▸ **INSTRUCTIONS FOR THE TASK**
Copy out the entries that follow. Leave none out.

▸ **DATA FOR ANALYSIS**
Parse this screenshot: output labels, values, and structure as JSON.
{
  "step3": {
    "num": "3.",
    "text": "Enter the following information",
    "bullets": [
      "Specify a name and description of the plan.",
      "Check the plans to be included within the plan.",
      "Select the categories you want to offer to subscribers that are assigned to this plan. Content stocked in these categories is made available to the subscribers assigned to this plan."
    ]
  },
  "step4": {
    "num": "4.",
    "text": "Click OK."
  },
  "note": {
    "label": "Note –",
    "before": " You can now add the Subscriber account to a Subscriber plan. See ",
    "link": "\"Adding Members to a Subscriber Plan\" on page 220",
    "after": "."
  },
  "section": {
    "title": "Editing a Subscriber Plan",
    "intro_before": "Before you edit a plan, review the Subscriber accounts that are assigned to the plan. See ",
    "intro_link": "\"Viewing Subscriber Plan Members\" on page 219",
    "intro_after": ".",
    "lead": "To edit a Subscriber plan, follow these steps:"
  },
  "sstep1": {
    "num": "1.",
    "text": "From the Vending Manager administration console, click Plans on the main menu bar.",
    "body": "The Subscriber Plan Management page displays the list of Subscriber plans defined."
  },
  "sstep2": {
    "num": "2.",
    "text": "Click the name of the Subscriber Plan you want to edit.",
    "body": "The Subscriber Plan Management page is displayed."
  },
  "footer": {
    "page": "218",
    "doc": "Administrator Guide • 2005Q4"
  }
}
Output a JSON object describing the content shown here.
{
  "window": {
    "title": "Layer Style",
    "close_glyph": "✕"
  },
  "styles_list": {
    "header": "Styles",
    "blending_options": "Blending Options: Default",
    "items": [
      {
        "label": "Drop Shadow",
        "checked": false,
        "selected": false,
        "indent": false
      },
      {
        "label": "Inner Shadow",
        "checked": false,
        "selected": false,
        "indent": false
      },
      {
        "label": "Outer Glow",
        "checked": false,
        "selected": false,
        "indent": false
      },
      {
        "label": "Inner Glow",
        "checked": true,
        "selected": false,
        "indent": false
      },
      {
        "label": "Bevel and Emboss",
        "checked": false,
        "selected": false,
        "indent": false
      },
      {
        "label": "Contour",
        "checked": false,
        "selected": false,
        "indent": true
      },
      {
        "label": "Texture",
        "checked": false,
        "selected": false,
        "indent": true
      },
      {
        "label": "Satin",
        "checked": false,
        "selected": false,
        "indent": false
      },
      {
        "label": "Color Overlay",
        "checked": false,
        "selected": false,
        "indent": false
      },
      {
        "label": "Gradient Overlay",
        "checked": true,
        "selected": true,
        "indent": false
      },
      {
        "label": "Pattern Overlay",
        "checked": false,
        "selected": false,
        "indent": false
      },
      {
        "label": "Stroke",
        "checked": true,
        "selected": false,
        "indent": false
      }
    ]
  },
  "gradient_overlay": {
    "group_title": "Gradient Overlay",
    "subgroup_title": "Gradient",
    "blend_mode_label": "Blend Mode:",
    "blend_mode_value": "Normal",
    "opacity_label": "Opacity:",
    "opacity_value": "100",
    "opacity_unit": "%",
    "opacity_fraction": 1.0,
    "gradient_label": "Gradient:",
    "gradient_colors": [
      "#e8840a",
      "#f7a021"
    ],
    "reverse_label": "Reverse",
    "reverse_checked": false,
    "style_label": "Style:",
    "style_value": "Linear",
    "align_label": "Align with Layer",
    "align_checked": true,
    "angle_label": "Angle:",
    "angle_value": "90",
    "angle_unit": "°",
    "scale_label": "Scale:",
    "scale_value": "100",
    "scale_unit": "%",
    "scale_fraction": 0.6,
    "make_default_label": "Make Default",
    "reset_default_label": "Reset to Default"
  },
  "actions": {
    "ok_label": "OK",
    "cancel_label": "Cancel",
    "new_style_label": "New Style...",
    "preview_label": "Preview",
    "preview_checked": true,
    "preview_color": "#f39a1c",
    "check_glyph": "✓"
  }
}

▸ **EXERCISE SOLUTION**
Parse this screenshot: output labels, values, and structure as JSON.
{
  "step3": {
    "num": "3.",
    "text": "Enter the following information",
    "bullets": [
      "Specify a name and description of the plan.",
      "Check the plans to be included within the plan.",
      "Select the categories you want to offer to subscribers that are assigned to this plan. Content stocked in these categories is made available to the subscribers assigned to this plan."
    ]
  },
  "step4": {
    "num": "4.",
    "text": "Click OK."
  },
  "note": {
    "label": "Note –",
    "before": " You can now add the Subscriber account to a Subscriber plan. See ",
    "link": "\"Adding Members to a Subscriber Plan\" on page 220",
    "after": "."
  },
  "section": {
    "title": "Editing a Subscriber Plan",
    "intro_before": "Before you edit a plan, review the Subscriber accounts that are assigned to the plan. See ",
    "intro_link": "\"Viewing Subscriber Plan Members\" on page 219",
    "intro_after": ".",
    "lead": "To edit a Subscriber plan, follow these steps:"
  },
  "sstep1": {
    "num": "1.",
    "text": "From the Vending Manager administration console, click Plans on the main menu bar.",
    "body": "The Subscriber Plan Management page displays the list of Subscriber plans defined."
  },
  "sstep2": {
    "num": "2.",
    "text": "Click the name of the Subscriber Plan you want to edit.",
    "body": "The Subscriber Plan Management page is displayed."
  },
  "footer": {
    "page": "218",
    "doc": "Administrator Guide • 2005Q4"
  }
}
Output a JSON object describing the content shown here.
{
  "window": {
    "title": "Layer Style",
    "close_glyph": "✕"
  },
  "styles_list": {
    "header": "Styles",
    "blending_options": "Blending Options: Default",
    "items": [
      {
        "label": "Drop Shadow",
        "checked": false,
        "selected": false,
        "indent": false
      },
      {
        "label": "Inner Shadow",
        "checked": false,
        "selected": false,
        "indent": false
      },
      {
        "label": "Outer Glow",
        "checked": false,
        "selected": false,
        "indent": false
      },
      {
        "label": "Inner Glow",
        "checked": true,
        "selected": false,
        "indent": false
      },
      {
        "label": "Bevel and Emboss",
        "checked": false,
        "selected": false,
        "indent": false
      },
      {
        "label": "Contour",
        "checked": false,
        "selected": false,
        "indent": true
      },
      {
        "label": "Texture",
        "checked": false,
        "selected": false,
        "indent": true
      },
      {
        "label": "Satin",
        "checked": false,
        "selected": false,
        "indent": false
      },
      {
        "label": "Color Overlay",
        "checked": false,
        "selected": false,
        "indent": false
      },
      {
        "label": "Gradient Overlay",
        "checked": true,
        "selected": true,
        "indent": false
      },
      {
        "label": "Pattern Overlay",
        "checked": false,
        "selected": false,
        "indent": false
      },
      {
        "label": "Stroke",
        "checked": true,
        "selected": false,
        "indent": false
      }
    ]
  },
  "gradient_overlay": {
    "group_title": "Gradient Overlay",
    "subgroup_title": "Gradient",
    "blend_mode_label": "Blend Mode:",
    "blend_mode_value": "Normal",
    "opacity_label": "Opacity:",
    "opacity_value": "100",
    "opacity_unit": "%",
    "opacity_fraction": 1.0,
    "gradient_label": "Gradient:",
    "gradient_colors": [
      "#e8840a",
      "#f7a021"
    ],
    "reverse_label": "Reverse",
    "reverse_checked": false,
    "style_label": "Style:",
    "style_value": "Linear",
    "align_label": "Align with Layer",
    "align_checked": true,
    "angle_label": "Angle:",
    "angle_value": "90",
    "angle_unit": "°",
    "scale_label": "Scale:",
    "scale_value": "100",
    "scale_unit": "%",
    "scale_fraction": 0.6,
    "make_default_label": "Make Default",
    "reset_default_label": "Reset to Default"
  },
  "actions": {
    "ok_label": "OK",
    "cancel_label": "Cancel",
    "new_style_label": "New Style...",
    "preview_label": "Preview",
    "preview_checked": true,
    "preview_color": "#f39a1c",
    "check_glyph": "✓"
  }
}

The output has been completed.